In Etheridge’s district 47% of voters said they’d be less likely to vote for him this fall if he supported the bill. And 47% said they’d be less likely to vote for him this fall if the Democrats in Congress passed the bill, regardless of how Etheridge himself voted.
It’s a pretty similar story in Shuler’s district. 51% of voters said they’d be less likely to vote for him this fall if he was a ‘yes’ vote.’ But 46% also said they’d be less likely to vote for Shuler this fall if the bill passed, whether it did so with his support or not.
Continue reading PPP: Dems reshuffling deck chairs on HCR Titanic.

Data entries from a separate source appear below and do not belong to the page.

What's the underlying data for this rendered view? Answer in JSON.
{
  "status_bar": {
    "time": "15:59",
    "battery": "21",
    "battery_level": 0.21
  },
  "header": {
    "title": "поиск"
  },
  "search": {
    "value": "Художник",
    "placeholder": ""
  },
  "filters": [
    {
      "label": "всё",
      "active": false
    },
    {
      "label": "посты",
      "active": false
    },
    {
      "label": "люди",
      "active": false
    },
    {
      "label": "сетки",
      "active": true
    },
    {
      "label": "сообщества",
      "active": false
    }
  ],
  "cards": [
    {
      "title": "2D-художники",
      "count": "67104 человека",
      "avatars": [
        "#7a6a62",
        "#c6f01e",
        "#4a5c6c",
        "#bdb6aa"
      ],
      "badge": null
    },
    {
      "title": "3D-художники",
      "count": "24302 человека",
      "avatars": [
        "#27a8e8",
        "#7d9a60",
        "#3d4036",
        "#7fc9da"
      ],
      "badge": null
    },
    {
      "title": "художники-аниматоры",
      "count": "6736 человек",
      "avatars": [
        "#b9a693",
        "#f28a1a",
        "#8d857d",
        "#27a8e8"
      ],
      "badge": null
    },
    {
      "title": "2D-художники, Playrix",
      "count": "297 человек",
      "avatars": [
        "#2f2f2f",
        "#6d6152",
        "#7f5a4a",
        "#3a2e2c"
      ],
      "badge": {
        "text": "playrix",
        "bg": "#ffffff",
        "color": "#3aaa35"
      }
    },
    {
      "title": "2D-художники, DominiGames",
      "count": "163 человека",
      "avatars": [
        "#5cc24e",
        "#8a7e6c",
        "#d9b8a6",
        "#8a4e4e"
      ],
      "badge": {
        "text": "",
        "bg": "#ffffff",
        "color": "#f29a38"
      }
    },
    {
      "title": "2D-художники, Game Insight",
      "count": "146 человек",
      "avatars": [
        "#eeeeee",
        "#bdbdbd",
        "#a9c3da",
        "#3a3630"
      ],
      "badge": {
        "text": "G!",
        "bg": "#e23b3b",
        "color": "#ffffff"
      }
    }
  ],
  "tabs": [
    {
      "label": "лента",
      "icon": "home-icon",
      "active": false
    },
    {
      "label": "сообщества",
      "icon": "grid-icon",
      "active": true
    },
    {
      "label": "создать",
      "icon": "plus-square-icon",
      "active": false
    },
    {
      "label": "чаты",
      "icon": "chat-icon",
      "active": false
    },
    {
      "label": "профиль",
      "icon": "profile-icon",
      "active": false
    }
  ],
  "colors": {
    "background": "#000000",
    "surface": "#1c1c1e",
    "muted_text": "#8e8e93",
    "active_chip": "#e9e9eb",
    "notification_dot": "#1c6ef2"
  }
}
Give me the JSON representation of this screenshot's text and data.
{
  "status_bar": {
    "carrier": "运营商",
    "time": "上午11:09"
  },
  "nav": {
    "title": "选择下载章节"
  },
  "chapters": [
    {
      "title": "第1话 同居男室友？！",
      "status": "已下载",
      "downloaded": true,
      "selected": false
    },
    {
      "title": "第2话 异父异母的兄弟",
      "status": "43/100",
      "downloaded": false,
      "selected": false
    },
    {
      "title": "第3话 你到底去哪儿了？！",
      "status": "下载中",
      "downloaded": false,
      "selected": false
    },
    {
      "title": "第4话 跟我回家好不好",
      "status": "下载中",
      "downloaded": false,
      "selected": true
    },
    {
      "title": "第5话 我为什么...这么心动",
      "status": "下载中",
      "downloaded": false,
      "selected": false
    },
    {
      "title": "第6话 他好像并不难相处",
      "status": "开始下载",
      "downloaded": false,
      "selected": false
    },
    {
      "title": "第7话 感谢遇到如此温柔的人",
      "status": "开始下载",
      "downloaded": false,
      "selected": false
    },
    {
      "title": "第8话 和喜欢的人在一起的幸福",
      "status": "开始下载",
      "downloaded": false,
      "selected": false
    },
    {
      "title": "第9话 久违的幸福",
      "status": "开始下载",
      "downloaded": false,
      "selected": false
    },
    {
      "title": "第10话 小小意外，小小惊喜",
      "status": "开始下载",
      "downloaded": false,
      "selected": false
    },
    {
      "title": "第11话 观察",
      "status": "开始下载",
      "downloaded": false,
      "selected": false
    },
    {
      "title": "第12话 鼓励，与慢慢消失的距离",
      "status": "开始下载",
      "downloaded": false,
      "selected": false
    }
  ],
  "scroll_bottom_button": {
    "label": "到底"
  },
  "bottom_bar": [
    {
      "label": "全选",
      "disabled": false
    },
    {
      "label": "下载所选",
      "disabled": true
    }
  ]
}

This is via That’s My Congress, which is about to become very confused about why it’s getting traffic from a VRWC site. Here’s the list:
…and they have two things in common. First, they’re all Democrats. Second, they all have email addresses with Erickson & Company. And what is Erickson & Company? As That’s My Congress puts it:
Erickson & Company is not a lobbying firm. Instead, it helps set up events like the Heath Shuler’s BBQ, at which lobbyists and other people seeking special favors can come, check in hand, to pay for access to elected officials and their aides.
In other words, it’s a legal [and Democratic-aligned] money-laundering facility for lobbyists. Need to toss Heath Shuler some cash, but you’re a dirty lobbyist? Well, go to Shuler’s little BBQ (run by a go-between), drop a grand for a plate of food, and say hi! No fuss, no muss, no need for disclosure. Shuler’s happy: he’s getting his cut of your entry fee. The go-between is happy: it’s getting its cut of your entry fee. And you’re happy: this is a lot cheaper than a maximum campaign contribution would be.
So remember this, the next time anybody on that list – or, honestly, any Democrat – talks about the evil of lobbying: the sound you hear isn’t scorn towards those who would try to pay for influence. Nope. It’s scorn towards the rubes who don’t know how to tell when a Democrat is gaming the system.
Crossposted to RedState.